You're driving down a picturesque road enveloped in a blanket of snow, the landscape a serene white canvas. Unexpectedly, the beauty is marred by a patch of ice—your vehicle's nemesis. Your heart races; your grip on the steering wheel tightens. This is the moment where your tires either shine as valiant heroes or falter like forgotten sidekicks. But what exactly gives tires their gripping power when faced with Mother Nature's slick and icy challenges?
Understanding Tire Traction
The magic begins with understanding tire traction—this isn't just rubber meeting road; it's science in motion. Tires grip onto surfaces through friction, a force that resists the sliding motion between two touching objects. In ideal conditions, tires stick to roads like glue. However, if water, ice, or snow are introduced into the equation, adhesion weakens significantly.

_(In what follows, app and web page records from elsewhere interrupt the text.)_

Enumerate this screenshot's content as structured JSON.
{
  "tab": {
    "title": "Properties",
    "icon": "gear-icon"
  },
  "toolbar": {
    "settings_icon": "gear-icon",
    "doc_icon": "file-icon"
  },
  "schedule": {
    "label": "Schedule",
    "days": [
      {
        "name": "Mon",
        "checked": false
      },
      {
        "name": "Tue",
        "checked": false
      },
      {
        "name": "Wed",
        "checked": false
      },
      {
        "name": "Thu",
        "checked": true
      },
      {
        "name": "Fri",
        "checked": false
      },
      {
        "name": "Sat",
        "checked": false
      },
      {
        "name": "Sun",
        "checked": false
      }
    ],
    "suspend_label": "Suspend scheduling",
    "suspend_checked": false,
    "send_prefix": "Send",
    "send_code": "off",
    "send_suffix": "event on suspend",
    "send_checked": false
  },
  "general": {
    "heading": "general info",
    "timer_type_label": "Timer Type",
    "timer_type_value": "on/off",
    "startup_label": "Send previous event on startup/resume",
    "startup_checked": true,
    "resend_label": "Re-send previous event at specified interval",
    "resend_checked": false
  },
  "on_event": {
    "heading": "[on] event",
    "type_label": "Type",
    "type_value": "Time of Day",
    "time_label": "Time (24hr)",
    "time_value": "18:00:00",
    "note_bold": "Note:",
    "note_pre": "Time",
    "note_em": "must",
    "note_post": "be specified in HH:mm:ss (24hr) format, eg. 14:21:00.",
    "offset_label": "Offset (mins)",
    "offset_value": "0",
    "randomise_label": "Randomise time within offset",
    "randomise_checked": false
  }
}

Tires designed for winter weather are crafted like specialized tools to cut through these slippery adversaries. They possess deeper tread depths and unique tread patterns that channel slush away from the tire's surface, allowing for better contact with the road. Just as an ice skater's blade bites into the ice to propel forward without slipping, winter tire treads are meant to bite into snow and ice to maintain traction.
The Composition of Winter Tires
Winter tires aren't just regular tires in disguise; they are composed of a softer rubber compound that remains flexible in cold temperatures. This flexibility ensures that even in the bitter cold, your tires can conform to minute irregularities of icy terrain, providing better grip.
Moreover, premium winter tires boast high-density siping—these are tiny zigzag slits in the tread blocks that open up and grab onto slick surfaces like tiny claws. These sipes increase the number of edges that interact with the icy road, thus enhancing traction.
The Physics at Play
How does your car's weight impact tire grip? Weight distribution plays a critical role—the more evenly distributed your vehicle's weight is across all four tires, the better each one can adhere to treacherous terrain.
Furthermore, maintaining optimal tire pressure is crucial for maximizing traction on icy roads. Too much pressure can lead to less tire surface touching the ground; too little pressure can cause too much of it to make contact—both scenarios reduce your control over your vehicle.
Driving Dynamics - The Human Element
Finally, let's not forget about you—the driver. Safe driving habits significantly affect how well tires perform on slippery surfaces. Gentle acceleration, cautious steering, and gradual braking keep the forces on your tires consistent and predictable, which helps maintain traction.
Remember that even with all this technology underfoot (or under-wheel), there are limits to what tire grip can achieve on ice. It's always wise to adjust your speed according to conditions and leave plenty of room between yourself and other road users.
For all maintenance and repairs, Thom’s Four Wheel Drive Auto Service is always here to help. We will be glad to ensure a safer drive during the colder months, so don't hesitate to contact us!